(App and web page records)
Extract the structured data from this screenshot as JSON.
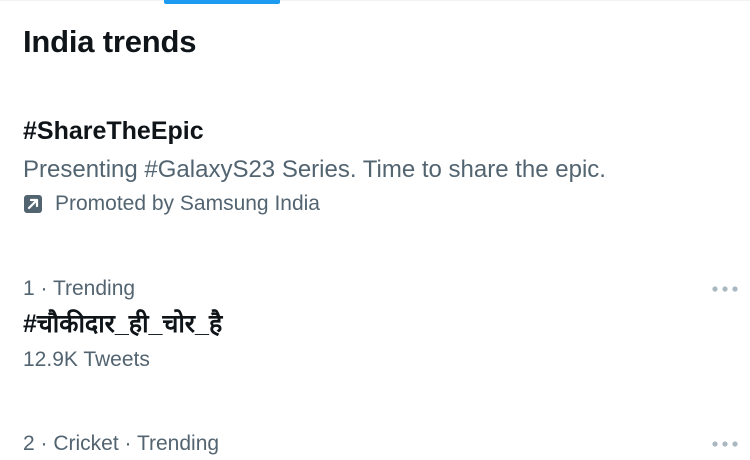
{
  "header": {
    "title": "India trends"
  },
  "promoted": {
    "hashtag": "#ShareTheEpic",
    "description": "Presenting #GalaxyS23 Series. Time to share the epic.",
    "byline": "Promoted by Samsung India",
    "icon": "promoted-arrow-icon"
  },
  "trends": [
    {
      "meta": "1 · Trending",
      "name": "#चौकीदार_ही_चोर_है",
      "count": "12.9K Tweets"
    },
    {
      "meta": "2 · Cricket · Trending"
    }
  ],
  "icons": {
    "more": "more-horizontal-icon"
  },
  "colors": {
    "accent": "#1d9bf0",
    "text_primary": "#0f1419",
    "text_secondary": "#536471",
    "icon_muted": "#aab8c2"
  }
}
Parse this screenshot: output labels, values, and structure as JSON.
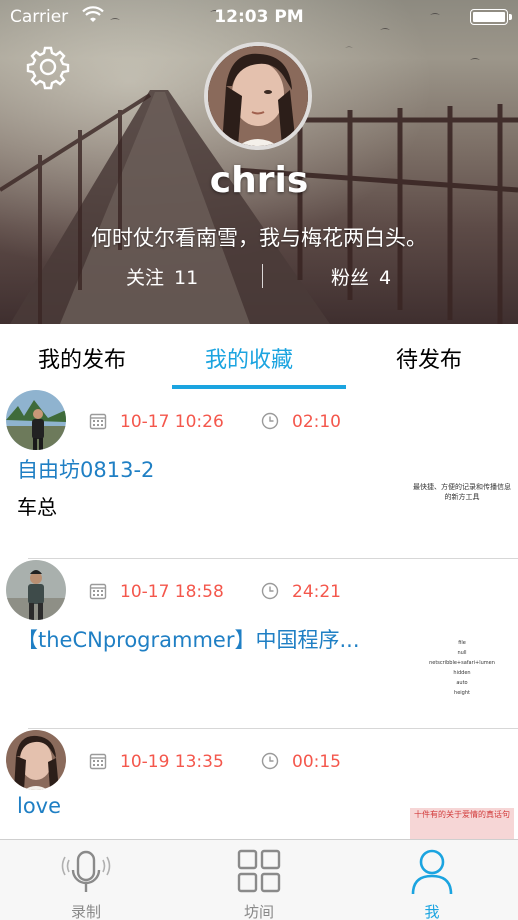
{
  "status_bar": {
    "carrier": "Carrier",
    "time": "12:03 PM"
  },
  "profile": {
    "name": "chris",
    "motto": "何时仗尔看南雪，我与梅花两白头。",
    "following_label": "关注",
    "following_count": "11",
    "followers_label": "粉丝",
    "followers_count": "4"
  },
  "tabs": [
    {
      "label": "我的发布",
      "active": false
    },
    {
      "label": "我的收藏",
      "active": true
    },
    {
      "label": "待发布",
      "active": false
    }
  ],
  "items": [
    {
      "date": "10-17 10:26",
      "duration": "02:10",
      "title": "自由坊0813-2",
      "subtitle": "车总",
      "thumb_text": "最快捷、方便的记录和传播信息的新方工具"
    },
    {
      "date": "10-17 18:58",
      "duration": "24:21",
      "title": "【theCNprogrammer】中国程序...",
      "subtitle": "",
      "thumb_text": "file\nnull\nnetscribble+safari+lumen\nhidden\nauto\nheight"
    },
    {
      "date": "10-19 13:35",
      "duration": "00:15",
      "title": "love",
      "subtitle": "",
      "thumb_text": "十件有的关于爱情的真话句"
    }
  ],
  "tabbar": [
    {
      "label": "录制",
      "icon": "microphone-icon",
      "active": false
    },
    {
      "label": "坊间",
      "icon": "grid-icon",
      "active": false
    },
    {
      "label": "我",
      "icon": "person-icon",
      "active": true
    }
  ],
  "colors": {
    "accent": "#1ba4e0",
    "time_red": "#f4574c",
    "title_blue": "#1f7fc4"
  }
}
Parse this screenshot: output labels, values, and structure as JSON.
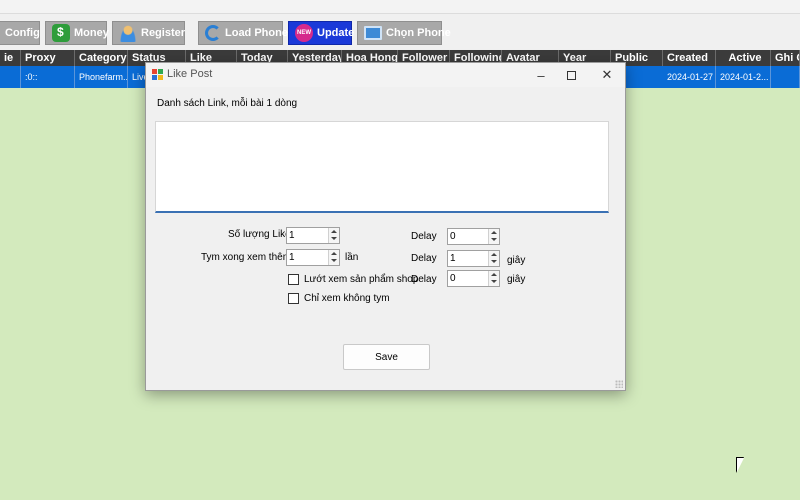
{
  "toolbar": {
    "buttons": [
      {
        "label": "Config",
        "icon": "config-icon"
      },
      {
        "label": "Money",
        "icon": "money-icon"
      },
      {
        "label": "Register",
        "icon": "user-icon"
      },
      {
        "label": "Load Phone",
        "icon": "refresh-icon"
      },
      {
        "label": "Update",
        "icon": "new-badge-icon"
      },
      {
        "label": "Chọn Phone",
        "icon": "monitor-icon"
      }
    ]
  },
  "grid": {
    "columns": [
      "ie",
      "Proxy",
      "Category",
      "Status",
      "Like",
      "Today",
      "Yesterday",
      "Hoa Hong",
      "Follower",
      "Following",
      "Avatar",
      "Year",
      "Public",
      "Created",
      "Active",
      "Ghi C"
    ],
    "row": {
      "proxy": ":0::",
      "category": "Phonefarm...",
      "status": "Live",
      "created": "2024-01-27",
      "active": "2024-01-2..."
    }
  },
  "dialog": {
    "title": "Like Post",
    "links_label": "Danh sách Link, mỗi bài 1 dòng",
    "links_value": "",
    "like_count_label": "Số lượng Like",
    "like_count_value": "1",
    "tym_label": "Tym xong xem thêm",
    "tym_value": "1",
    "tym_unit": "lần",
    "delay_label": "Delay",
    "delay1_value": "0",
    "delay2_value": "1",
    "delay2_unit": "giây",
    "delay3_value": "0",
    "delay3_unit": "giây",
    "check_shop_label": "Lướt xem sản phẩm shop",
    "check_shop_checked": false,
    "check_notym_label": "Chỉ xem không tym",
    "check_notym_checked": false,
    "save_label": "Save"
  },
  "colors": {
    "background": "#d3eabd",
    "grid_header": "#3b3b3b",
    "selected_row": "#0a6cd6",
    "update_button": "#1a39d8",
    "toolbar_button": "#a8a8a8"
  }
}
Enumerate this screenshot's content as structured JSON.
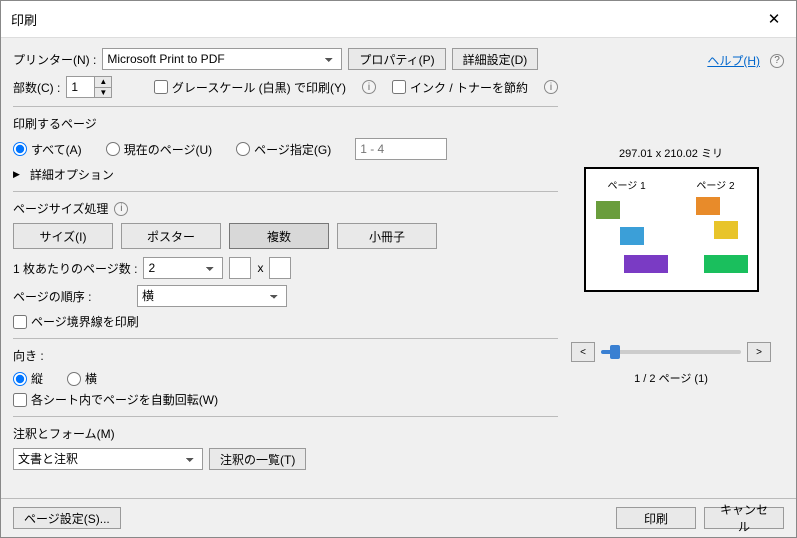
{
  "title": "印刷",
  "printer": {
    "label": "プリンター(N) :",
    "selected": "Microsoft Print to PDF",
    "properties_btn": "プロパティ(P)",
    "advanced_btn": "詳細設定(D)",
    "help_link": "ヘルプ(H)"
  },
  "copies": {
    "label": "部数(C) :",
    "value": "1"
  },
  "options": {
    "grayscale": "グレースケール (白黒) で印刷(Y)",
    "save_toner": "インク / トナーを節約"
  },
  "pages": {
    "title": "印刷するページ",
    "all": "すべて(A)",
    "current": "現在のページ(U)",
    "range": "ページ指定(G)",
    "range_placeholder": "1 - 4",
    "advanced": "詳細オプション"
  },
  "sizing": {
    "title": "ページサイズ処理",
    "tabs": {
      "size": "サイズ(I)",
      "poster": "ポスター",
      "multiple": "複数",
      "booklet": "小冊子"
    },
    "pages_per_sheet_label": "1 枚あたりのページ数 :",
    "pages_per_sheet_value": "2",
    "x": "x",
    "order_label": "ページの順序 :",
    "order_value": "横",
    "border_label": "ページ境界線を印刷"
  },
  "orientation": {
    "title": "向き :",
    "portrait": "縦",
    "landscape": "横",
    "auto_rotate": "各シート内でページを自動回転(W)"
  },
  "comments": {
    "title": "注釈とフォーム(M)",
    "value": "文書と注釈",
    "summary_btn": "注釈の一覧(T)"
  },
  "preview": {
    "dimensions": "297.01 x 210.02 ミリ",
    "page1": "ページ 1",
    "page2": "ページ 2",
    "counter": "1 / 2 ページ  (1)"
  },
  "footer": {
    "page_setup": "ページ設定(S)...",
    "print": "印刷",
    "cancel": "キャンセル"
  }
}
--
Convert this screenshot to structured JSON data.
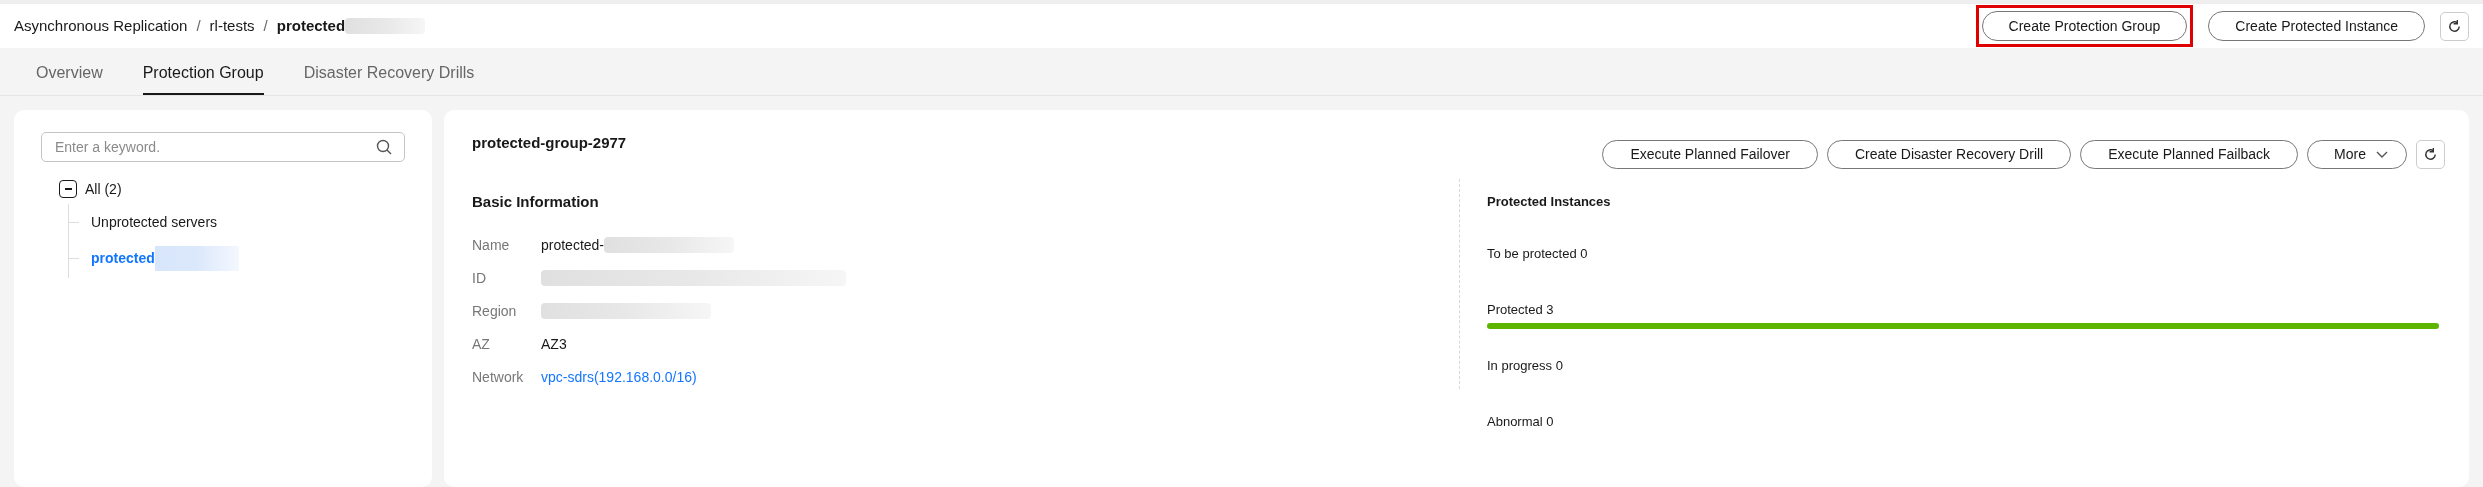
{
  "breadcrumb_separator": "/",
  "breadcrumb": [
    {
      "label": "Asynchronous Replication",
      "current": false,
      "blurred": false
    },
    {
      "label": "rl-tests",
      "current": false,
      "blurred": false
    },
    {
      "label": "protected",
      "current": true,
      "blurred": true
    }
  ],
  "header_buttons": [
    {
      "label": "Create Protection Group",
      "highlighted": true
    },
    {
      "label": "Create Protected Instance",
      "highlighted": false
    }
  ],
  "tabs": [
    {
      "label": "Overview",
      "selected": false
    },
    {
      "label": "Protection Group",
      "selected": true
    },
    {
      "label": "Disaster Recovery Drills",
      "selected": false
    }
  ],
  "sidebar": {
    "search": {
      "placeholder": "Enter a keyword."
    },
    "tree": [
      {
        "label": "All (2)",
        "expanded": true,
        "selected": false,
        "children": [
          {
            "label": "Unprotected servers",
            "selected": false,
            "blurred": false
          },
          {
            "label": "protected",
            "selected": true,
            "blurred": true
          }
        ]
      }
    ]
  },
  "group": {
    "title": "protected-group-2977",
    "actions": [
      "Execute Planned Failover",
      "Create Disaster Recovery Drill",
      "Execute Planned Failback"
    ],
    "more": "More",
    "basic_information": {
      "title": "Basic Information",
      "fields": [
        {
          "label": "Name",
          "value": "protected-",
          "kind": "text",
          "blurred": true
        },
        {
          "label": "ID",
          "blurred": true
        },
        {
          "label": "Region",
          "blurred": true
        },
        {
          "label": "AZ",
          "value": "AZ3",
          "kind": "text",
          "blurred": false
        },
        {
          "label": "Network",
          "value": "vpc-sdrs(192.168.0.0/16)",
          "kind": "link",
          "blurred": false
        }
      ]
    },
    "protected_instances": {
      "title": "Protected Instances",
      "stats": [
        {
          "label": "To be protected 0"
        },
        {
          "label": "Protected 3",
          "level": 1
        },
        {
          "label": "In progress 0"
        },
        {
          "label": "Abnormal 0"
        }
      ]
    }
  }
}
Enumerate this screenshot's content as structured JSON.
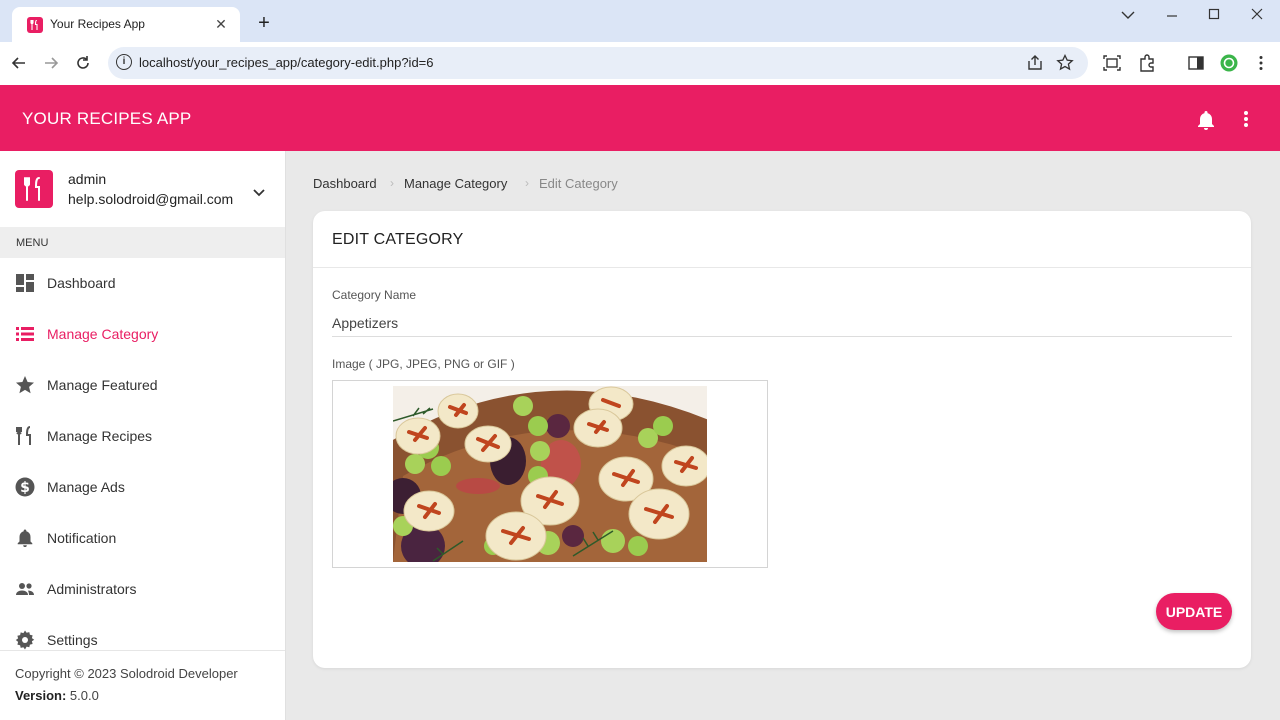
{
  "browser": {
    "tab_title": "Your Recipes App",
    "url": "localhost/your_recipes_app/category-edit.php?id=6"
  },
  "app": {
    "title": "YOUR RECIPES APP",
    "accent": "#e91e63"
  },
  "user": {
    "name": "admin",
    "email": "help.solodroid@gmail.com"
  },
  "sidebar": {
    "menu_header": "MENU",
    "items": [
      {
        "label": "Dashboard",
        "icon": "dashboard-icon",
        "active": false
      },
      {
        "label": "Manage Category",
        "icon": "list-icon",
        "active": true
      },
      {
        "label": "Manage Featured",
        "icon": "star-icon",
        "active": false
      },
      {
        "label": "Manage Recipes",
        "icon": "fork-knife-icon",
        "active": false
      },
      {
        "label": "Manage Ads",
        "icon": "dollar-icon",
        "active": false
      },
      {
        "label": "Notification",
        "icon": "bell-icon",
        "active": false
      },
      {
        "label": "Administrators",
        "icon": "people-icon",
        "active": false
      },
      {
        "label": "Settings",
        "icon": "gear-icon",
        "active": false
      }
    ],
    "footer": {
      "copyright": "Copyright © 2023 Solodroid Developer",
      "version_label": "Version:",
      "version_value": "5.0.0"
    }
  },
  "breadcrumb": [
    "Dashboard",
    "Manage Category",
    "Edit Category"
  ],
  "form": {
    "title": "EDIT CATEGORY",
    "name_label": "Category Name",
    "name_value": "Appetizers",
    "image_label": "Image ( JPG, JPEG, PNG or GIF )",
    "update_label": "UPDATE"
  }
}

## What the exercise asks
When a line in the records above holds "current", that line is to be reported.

## Output of the task
    "current": "現在のページ(U)",
      "current": false,
      "current": false,
      "current": true,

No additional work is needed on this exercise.